A loud, urgent, desperate cacophony begins in our heads — get out, jump, walk, run. Are you stupid, don’t you see what’s so obvious to us? Don’t you sense the threat? And just then, the men say something, do something and the threat kind of dissipates. Now they seem crass, but not malicious. But there it is again — a predatory coaxing, a wanton, illicit comment. Kabeer and Durga sense it too. And the moment they get an opportunity, they escape. But the two men on a scooter who accost them seem worse, scarier. And then the van arrives again, now with two more men, and their aggressively protective attitude towards Kabeer and Durga seems at once comforting, dubious. The toxic masculinity in the car has doubled now, squeezing Kabeer and Durga in between. And soon the van assumes a life of its own, transforming into a scary, psychedelic predator.

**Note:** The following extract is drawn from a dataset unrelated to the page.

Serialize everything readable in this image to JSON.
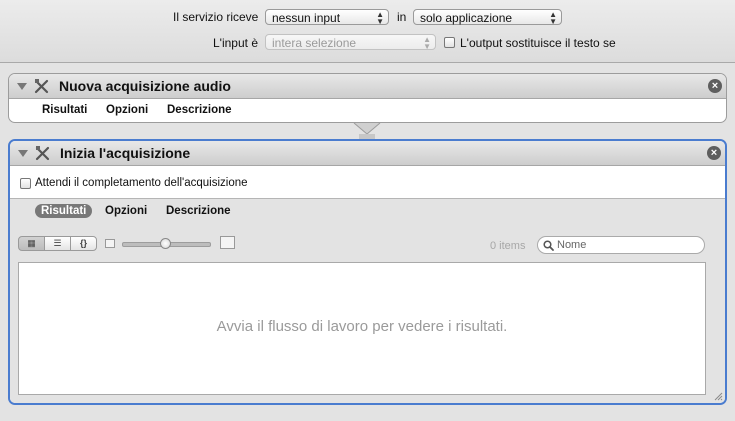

S Durga is a road thriller but it uses the genre’s plot devices and the intensifying, claustrophobic rhythm of imminent threat to a different effect. Here the fear, the possibilities, the anticipation of the unknown generates a foreboding that’s scarily real. The trauma of being at strangers’ mercy, watching men who get high on the increasing vulnerability of another touches a nerve that throbs in the guts of most Indian men and women — the nightmare of being alone on a deserted road at night. And the ensuing nightmare of taking someone’s help. S Durga tells us very little about the people in the van. Yet, with each plot twist, each encounter, it strips these men — and others who appear to harass or just turn away — revealing a scary side, while never quite making their intent known. What’s clear, however, is that these men, who were paralysed and could barely squeak in the face of power in uniform, can obscure their impotency, insignificance only by torturing another. That’s the only way they can experience, feel their existence. Nothing that the men in the van do or say to Kabeer and Durga could qualify as criminal, and yet the dance — reminiscent of the opening sequence — of unbridled, toxic masculinity, this time around a woman they don’t hold up high on their heads, but like to watch squirm, cry, are moments when humanity bares its ugliest face.
S Durga is a difficult film to watch. And having watched it, it’s disturbing and stays with you for a while because it is disturbing real. In 2015, addressing the Women in the World Summit, Smriti Irani, then the HRD minister said, “Women in India are not told what to wear. They are not dictated how to wear anything.” But some women, when in power, feel entitled to decide which stories about Indian women can be told, and which ones are best kept a family secret. S Durga shows a face of India that’s neither susheel, nor sundar, nor sanskari. It’s just real. And reality, it seems, bites Ms Irani.